Changing direction, in small and large ways

changing direction

Tonight’s Tango Space topic was changing direction. I wasn’t sure what approach to this Fede and Julia would be taking, but in the practica beforehand M wanted to have a go at another method of doing so: the movement from the Boston intermediate class.

I’d shared the demo video of this, and M thought it looked fun. It was indeed, and I hadn’t yet succeeded in leading it as taught, so was happy to give it a go …

It took a few attempts, but yep, I did finally get enough momentum to lead it properly! In theory, it could be a 180-degree turn, but mostly the teacher was getting around 120 degrees. With M, we were initially getting 90 degrees but then got closer to 120 after a few goes.

I can’t ever see leading it in a milonga, leastways not the full-speed version, but in trying to figure out how to get there, we did try some slo-mo versions, and actually there is something in there that I might be able to use in real-life dance.

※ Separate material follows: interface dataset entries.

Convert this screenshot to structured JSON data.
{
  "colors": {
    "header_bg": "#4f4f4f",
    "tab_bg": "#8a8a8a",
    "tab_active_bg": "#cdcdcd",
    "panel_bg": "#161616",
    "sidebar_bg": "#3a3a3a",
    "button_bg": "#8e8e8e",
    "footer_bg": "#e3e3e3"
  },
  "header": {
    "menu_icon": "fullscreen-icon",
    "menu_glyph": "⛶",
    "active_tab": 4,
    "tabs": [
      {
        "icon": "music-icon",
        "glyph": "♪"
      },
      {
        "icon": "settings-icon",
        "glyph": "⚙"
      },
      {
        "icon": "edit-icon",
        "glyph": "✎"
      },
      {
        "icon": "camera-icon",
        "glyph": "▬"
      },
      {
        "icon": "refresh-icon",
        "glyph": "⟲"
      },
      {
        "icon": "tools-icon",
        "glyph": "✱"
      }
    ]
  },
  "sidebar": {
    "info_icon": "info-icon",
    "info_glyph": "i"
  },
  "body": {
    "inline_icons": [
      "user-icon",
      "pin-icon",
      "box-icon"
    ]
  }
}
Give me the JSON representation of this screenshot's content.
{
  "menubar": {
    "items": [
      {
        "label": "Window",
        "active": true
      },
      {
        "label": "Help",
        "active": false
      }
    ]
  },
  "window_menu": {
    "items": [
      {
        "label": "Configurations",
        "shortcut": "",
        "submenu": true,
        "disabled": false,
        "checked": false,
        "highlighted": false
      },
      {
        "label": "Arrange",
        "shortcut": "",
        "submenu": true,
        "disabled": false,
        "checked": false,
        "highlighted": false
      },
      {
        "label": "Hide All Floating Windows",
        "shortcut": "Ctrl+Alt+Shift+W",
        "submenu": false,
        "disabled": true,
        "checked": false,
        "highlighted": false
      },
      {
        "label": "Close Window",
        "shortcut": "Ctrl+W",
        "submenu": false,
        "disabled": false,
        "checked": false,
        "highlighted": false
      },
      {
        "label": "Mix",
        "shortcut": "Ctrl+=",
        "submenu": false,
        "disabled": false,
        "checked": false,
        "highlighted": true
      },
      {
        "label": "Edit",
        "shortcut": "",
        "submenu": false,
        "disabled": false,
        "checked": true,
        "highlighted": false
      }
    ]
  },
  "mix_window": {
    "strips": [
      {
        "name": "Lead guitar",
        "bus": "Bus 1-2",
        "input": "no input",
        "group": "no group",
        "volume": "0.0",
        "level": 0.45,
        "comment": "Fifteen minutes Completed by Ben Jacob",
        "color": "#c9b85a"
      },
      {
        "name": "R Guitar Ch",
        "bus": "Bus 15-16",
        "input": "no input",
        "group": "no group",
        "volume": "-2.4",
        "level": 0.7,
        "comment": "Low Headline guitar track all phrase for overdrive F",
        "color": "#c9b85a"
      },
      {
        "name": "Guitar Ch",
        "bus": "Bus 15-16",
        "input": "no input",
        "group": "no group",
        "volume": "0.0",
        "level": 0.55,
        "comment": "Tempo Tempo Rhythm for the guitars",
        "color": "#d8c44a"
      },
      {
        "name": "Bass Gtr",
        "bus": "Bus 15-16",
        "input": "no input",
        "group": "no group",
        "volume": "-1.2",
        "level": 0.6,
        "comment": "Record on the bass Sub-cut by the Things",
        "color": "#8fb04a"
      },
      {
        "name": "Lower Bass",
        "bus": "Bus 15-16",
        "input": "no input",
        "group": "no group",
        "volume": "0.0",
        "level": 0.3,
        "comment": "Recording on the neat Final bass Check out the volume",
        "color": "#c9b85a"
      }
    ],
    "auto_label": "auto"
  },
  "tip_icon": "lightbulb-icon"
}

Next, or was it earlier (it was super-hot in the room so my memory was fairly well melted), I volunteered to do some following with K. I’m a very incompetent follower, but on the plus side it gave her experience of leading a complete beginner. She did successfully lead the rebound turn – which had been the topic of the beginner class – so she can definitely chalk that up as a win. If she can lead me, she can lead anyone!

The improver class sequence was a complicated one – I think the most complex I’ve encountered so far. It was, if I recall it correctly: a side-step; leader-only change of weight to put us into cross system; two back ochos; two rebound turns in cross system; another back ocho; two rebound turns in the opposite direction; another back ocho; then continue opening while doing two hard-to-describe steps while pivoting to the left; ending with the leader spiralled with the right knee behind the right, while the follower essentially did a medio-giro and ended up kind of crossed in the opposite direction.

It was the sort of sequence that caused my brain to explode the first time around. This time, I could kind of understand most of it in theory, but there wasn’t any prospect of me being able to lead it in the class, and there was absolutely zero chance I was every going to do it in a milonga.

However, we did then try a version where we went straight from a back ocho into the leader pivot. There wasn’t much time left to try this, but I think the principle is sound. That could be a lovely way to end a dance, for example. I’ll aim to play more with that in practicas.

A potentially bigger change of direction

I’m expecting Hamdi and Amy’s version tomorrow to be simpler, so we’ll see, but this really underlines the difficulty I have in figuring out where to go from here in terms of group classes. Most people want sequences, and I absolutely understand giving the market what it wants – but it’s not what I want. Leastways, nothing longer than about three or four steps.

The beginner class would be too soul-destroying to repeat – and possibly even counter-productive. But the improver class is sequence-focused, which isn’t what I want. The intermediate class looks to have some great technique exercises, but that then leads into even more complicated sequences.

My plan to sample improver classes with different schools, and see which one seems to have the least focus on sequences and the most focus on technique, seems to be the best bet for the next stage of my journey.

Which I’m thinking may be soon. I really like the Tango Space teachers; I have some lovely dance partners; and I’ve made a lot of friends through the school. It feels like my tribe. All of which makes it hard to think about moving on. But I can continue to attend the Tuesday milongas. And a number of my fellow students already mix-and-match schools, so there would likely be a few familiar faces elsewhere.

I have one other thought about a potential way forward: more on that when I’ve mulled it over.

Image: Shutterstock

One thought on “Changing direction, in small and large ways”

Leave a Reply

Please log in using one of these methods to post your comment: Logo

You are commenting using your account. Log Out /  Change )

Twitter picture

You are commenting using your Twitter account. Log Out /  Change )

Facebook photo

You are commenting using your Facebook account. Log Out /  Change )

Connecting to %s